### WHAT IS REQUIRED
Every line below that holds the word "JSON" must be listed.

### Data records
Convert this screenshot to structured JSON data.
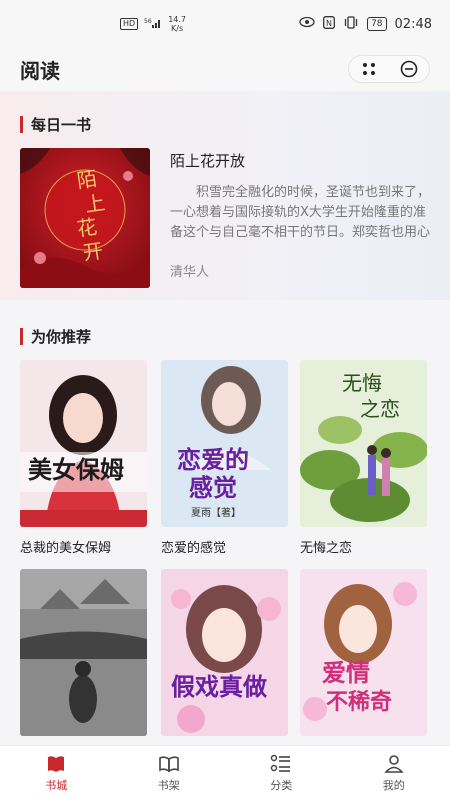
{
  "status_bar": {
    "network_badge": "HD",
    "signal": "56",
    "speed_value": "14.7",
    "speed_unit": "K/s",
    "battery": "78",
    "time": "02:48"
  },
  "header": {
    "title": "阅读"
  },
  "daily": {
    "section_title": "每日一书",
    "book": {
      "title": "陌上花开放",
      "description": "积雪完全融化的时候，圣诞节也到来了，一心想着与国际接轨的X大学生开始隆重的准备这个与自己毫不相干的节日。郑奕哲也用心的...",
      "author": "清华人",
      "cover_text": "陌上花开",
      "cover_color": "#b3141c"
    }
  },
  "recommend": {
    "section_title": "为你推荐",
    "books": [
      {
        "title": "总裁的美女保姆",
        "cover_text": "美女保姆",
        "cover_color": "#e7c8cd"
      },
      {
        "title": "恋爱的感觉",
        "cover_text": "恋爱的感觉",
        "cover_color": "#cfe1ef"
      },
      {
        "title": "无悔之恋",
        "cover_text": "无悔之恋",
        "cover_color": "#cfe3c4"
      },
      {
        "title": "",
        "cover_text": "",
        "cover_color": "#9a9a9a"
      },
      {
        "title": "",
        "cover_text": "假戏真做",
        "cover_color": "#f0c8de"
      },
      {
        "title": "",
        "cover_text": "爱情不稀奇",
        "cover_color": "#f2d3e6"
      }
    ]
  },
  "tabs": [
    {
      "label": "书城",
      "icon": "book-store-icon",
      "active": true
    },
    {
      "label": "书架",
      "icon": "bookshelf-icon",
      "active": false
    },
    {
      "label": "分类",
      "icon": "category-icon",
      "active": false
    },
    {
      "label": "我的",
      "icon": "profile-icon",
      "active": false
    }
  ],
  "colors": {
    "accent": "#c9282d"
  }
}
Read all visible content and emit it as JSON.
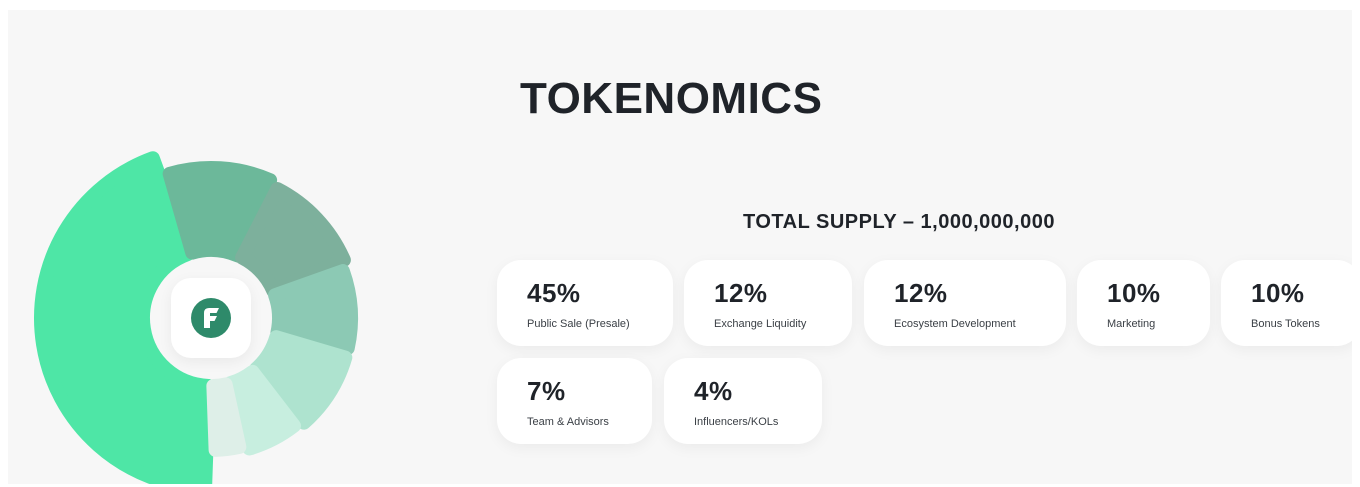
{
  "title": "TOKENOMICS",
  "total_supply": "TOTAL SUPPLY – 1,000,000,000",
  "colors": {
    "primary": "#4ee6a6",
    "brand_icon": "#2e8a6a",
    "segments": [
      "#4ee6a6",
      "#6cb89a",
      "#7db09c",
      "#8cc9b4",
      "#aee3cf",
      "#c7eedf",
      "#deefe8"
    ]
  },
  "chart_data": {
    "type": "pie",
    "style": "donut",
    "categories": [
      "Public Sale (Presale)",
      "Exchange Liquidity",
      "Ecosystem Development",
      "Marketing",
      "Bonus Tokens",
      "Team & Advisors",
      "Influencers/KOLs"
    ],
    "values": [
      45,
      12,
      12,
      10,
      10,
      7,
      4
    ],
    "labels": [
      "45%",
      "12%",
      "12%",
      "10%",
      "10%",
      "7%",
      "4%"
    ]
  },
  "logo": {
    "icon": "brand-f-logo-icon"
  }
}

### SOLUTION FOR THIS PROBLEM
Convert this screenshot to structured JSON data.
Read all visible content and emit it as JSON.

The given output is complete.